“That’s a very generous portion. . . . That was a good time,’’ she said.
The fact that the celebration lasted three days only deepens the mystery as to what happened and how the English and the Wampanoag interacted with each other. The Pilgrims were vastly outnumbered by natives (there were at least 90 Wampanoag men and only about 50 Pilgrims), and despite the language barrier, somehow they got along.
Massasoit’s attendance and the Colonists’ hospitality can be viewed as acts of diplomacy. Both groups had just suffered devastating losses: Many of the original Mayflower passengers had died, and thousands of Wampanoag had perished from a plague between 1616 and 1618. The feast allowed the two groups to come together and evaluate each other’s potential as a partner or ally.
Many of the activities at the first celebration had to have centered around food and cooking. Wall said she imagines that both Pilgrims and natives were “preparing food, eyeing each other, washing up to cook more food, eat more food.’’
When it came to eating, Wall said, the English would have used linen napkins, spoons, knives, and, of course, their fingers. They didn’t use forks, she said.
Pocknett said the Wampanoag probably would have brought their own bowls and utensils. Both Wall and Pocknett said they believe that most of the dining took place outdoors, and that some of the English may have eaten indoors.
“The native people were mostly outdoors. . . . That’s where they spent most of the time and did their socializing,’’ said Pocknett, adding she believes there was most likely “lots of singing and dancing . . . and maybe games.’’
“You’d see Wampanoag playing football,’’ she said. “Our [Wampanoag] football games are pretty rough. There could be 45 on 45. There’s no limitation [to the number of players on each side].’’
The game was very physical, and played like a stripped-down version of modern American football, but without time limits and other restrictions. The rules were simple: Each team tried to score points by getting the ball past their opponent’s goal line at the opposite end of the field. Teams could field as many players as they wanted, and the games could last for hours. The natives would sport war paint while they battled - and tackled - each other for victory.
The Englishmen most probably just watched from the sidelines.
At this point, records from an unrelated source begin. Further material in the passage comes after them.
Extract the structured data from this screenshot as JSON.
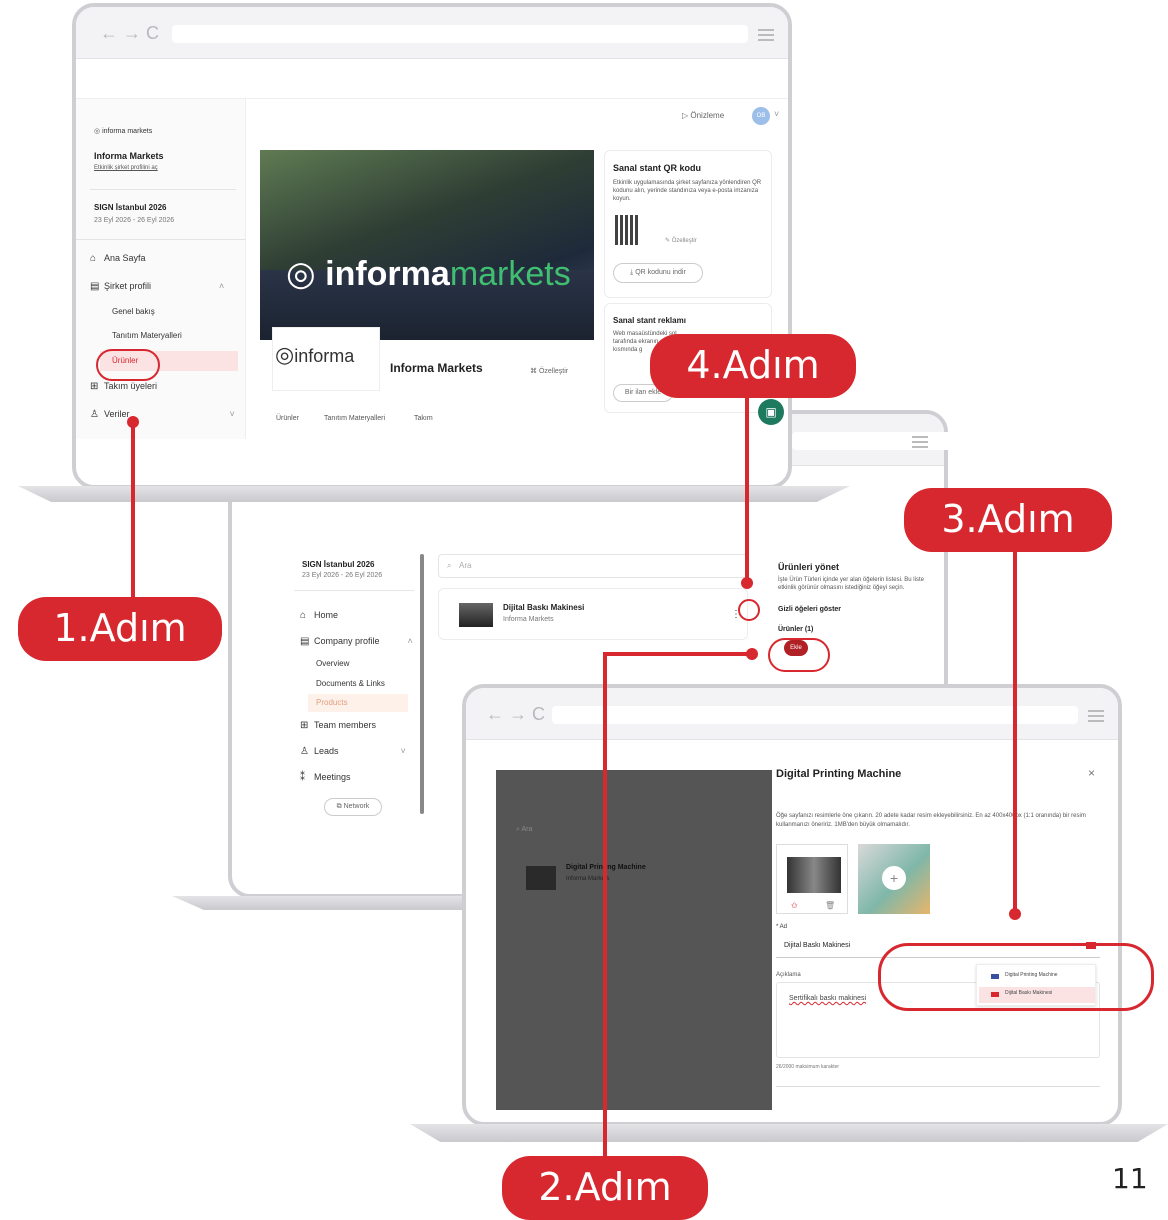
{
  "top_window": {
    "brand_logo_text": "informa markets",
    "company_name": "Informa Markets",
    "company_link": "Etkinlik şirket profilini aç",
    "event_name": "SIGN İstanbul 2026",
    "event_dates": "23 Eyl 2026 - 26 Eyl 2026",
    "nav": [
      "Ana Sayfa",
      "Şirket profili",
      "Genel bakış",
      "Tanıtım Materyalleri",
      "Ürünler",
      "Takım üyeleri",
      "Veriler"
    ],
    "preview_button": "Önizleme",
    "avatar_initials": "OB",
    "banner_logo": "informa markets",
    "banner_logo_word_a": "informa",
    "banner_logo_word_b": "markets",
    "company_logo": "informa",
    "company_title": "Informa Markets",
    "customize_label": "Özelleştir",
    "tabs": [
      "Ürünler",
      "Tanıtım Materyalleri",
      "Takım"
    ],
    "qr_title": "Sanal stant QR kodu",
    "qr_desc": "Etkinlik uygulamasında şirket sayfanıza yönlendiren QR kodunu alın, yerinde standınıza veya e-posta imzanıza koyun.",
    "qr_customize": "Özelleştir",
    "qr_download": "QR kodunu indir",
    "ad_title": "Sanal stant reklamı",
    "ad_desc": "Web masaüstündeki sol tarafında ekranın görünür kısmında g",
    "ad_button": "Bir ilan ekle"
  },
  "middle_window": {
    "event_name": "SIGN İstanbul 2026",
    "event_dates": "23 Eyl 2026 - 26 Eyl 2026",
    "nav": [
      "Home",
      "Company profile",
      "Overview",
      "Documents & Links",
      "Products",
      "Team members",
      "Leads",
      "Meetings"
    ],
    "network_button": "Network",
    "search_placeholder": "Ara",
    "product_name": "Dijital Baskı Makinesi",
    "product_company": "Informa Markets",
    "panel_title": "Ürünleri yönet",
    "panel_desc": "İşte Ürün Türleri içinde yer alan öğelerin listesi. Bu liste etkinlik görünür olmasını istediğiniz öğeyi seçin.",
    "panel_show": "Gizli öğeleri göster",
    "panel_count": "Ürünler (1)",
    "add_button": "Ekle"
  },
  "front_window": {
    "modal_title": "Digital Printing Machine",
    "modal_desc": "Öğe sayfanızı resimlerle öne çıkarın. 20 adete kadar resim ekleyebilirsiniz. En az 400x400px (1:1 oranında) bir resim kullanmanızı öneririz. 1MB'den büyük olmamalıdır.",
    "name_label": "* Ad",
    "name_value": "Dijital Baskı Makinesi",
    "desc_label": "Açıklama",
    "desc_value": "Sertifikalı baskı makinesi",
    "char_count": "26/2000 maksimum karakter",
    "search_placeholder": "Ara",
    "bg_product_name": "Digital Printing Machine",
    "bg_product_company": "Informa Markets",
    "lang_options": [
      "Digital Printing Machine",
      "Dijital Baskı Makinesi"
    ]
  },
  "callouts": {
    "step1": "1.Adım",
    "step2": "2.Adım",
    "step3": "3.Adım",
    "step4": "4.Adım"
  },
  "page_number": "11",
  "colors": {
    "accent": "#d7282f",
    "highlight_bg": "#fbe3e4",
    "green": "#3fbf6f"
  }
}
The Colonists might have passed the time by conducting military exercises, marching around, and firing their muskets. They might have played stoolball, an old English sport that’s similar to cricket, played with a ball and bat. Or they might have held other athletic contests, such as log-tossing.
The Wampanoag probably shot their bows and arrows. They might have shared tobacco, and smoked it in pipes. The English loved their beer, but there was not much of it in the fledgling colony. They probably drank water, along with the natives.
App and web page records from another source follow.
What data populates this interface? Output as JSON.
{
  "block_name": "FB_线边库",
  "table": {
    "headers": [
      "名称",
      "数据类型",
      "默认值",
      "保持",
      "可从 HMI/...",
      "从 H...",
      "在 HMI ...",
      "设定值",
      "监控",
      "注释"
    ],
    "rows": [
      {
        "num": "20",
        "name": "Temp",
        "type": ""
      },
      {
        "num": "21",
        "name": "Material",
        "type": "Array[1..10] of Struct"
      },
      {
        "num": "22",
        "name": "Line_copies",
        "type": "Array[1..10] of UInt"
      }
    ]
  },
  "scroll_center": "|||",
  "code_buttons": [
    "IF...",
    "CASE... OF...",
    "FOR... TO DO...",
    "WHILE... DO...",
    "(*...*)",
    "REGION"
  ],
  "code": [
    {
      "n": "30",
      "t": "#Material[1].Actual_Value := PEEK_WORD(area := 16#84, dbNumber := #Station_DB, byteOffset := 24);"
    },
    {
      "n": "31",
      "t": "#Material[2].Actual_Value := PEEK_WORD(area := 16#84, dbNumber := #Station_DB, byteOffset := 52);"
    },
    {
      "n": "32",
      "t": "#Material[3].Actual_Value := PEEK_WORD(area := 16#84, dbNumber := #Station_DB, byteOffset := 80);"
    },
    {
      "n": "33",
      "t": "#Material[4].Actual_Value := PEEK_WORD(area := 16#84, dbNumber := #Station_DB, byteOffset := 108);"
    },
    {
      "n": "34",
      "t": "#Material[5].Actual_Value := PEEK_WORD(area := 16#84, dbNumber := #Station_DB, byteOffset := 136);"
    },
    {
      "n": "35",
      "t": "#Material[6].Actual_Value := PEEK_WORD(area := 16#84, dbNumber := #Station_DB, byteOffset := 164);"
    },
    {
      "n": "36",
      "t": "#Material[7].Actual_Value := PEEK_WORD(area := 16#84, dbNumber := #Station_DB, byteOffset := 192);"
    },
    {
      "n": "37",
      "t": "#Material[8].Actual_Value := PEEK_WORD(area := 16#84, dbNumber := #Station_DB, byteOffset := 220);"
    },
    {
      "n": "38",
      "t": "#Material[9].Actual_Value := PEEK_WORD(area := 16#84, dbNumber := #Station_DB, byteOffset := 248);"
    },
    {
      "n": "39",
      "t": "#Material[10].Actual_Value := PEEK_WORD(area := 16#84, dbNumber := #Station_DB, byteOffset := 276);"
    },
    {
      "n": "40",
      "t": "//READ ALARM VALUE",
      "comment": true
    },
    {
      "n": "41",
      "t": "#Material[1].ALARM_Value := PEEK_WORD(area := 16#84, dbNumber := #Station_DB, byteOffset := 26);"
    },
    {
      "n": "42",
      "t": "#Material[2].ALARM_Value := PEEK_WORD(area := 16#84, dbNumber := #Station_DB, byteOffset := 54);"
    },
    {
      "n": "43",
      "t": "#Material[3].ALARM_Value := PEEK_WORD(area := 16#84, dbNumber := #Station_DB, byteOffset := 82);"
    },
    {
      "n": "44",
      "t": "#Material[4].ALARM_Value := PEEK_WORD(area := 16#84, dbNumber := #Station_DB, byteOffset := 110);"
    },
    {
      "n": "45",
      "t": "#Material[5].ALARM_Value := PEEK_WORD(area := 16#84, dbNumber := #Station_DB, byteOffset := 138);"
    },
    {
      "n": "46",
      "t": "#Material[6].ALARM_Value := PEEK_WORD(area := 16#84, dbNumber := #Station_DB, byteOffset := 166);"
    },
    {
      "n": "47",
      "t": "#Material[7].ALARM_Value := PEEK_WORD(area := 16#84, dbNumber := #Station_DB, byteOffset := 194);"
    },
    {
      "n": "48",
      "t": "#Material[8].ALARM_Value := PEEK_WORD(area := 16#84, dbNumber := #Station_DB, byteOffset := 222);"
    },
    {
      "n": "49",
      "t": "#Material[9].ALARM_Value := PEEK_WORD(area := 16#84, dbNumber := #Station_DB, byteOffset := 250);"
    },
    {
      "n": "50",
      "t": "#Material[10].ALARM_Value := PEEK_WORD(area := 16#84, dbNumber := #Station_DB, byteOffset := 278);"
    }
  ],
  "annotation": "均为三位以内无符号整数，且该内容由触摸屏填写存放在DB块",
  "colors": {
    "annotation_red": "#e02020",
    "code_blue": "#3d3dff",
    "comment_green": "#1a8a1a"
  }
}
The Wampanoag probably stayed two nights since they lived so far away (it took a day for them to get there). For those nights, the Wampanoag most likely camped out in temporary shelters made from pine boughs and cedar, and slept on mats and fur blankets.
Wall said there are many unanswered questions about the epic feast, which she describes as “three days of question marks.’’
“We have more questions than answers.’’